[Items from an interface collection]

※

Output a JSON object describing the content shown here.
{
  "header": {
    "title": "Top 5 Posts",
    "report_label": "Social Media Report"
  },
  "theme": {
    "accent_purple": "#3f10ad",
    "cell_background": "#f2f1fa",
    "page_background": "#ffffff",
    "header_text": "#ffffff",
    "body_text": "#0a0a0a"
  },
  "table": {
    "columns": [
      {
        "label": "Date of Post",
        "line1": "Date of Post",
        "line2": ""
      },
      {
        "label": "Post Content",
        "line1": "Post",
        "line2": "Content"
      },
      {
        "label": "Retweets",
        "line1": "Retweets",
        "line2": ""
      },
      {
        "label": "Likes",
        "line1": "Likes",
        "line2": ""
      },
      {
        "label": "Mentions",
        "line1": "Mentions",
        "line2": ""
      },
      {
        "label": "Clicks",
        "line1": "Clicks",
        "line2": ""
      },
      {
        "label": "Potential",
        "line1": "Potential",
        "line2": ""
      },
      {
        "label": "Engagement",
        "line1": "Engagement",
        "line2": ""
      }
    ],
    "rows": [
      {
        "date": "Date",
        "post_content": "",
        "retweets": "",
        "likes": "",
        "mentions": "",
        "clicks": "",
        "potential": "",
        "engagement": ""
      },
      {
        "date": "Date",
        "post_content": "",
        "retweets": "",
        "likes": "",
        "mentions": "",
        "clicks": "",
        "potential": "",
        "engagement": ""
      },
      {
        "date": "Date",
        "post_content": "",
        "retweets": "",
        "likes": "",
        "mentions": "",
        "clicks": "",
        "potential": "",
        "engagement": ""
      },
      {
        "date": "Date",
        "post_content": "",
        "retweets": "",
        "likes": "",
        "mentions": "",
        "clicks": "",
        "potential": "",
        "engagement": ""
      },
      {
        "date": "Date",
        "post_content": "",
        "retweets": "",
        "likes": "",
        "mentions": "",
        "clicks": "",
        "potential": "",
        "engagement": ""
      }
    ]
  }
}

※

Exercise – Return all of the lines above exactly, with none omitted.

Exercise response –
Output a JSON object describing the content shown here.
{
  "header": {
    "title": "Top 5 Posts",
    "report_label": "Social Media Report"
  },
  "theme": {
    "accent_purple": "#3f10ad",
    "cell_background": "#f2f1fa",
    "page_background": "#ffffff",
    "header_text": "#ffffff",
    "body_text": "#0a0a0a"
  },
  "table": {
    "columns": [
      {
        "label": "Date of Post",
        "line1": "Date of Post",
        "line2": ""
      },
      {
        "label": "Post Content",
        "line1": "Post",
        "line2": "Content"
      },
      {
        "label": "Retweets",
        "line1": "Retweets",
        "line2": ""
      },
      {
        "label": "Likes",
        "line1": "Likes",
        "line2": ""
      },
      {
        "label": "Mentions",
        "line1": "Mentions",
        "line2": ""
      },
      {
        "label": "Clicks",
        "line1": "Clicks",
        "line2": ""
      },
      {
        "label": "Potential",
        "line1": "Potential",
        "line2": ""
      },
      {
        "label": "Engagement",
        "line1": "Engagement",
        "line2": ""
      }
    ],
    "rows": [
      {
        "date": "Date",
        "post_content": "",
        "retweets": "",
        "likes": "",
        "mentions": "",
        "clicks": "",
        "potential": "",
        "engagement": ""
      },
      {
        "date": "Date",
        "post_content": "",
        "retweets": "",
        "likes": "",
        "mentions": "",
        "clicks": "",
        "potential": "",
        "engagement": ""
      },
      {
        "date": "Date",
        "post_content": "",
        "retweets": "",
        "likes": "",
        "mentions": "",
        "clicks": "",
        "potential": "",
        "engagement": ""
      },
      {
        "date": "Date",
        "post_content": "",
        "retweets": "",
        "likes": "",
        "mentions": "",
        "clicks": "",
        "potential": "",
        "engagement": ""
      },
      {
        "date": "Date",
        "post_content": "",
        "retweets": "",
        "likes": "",
        "mentions": "",
        "clicks": "",
        "potential": "",
        "engagement": ""
      }
    ]
  }
}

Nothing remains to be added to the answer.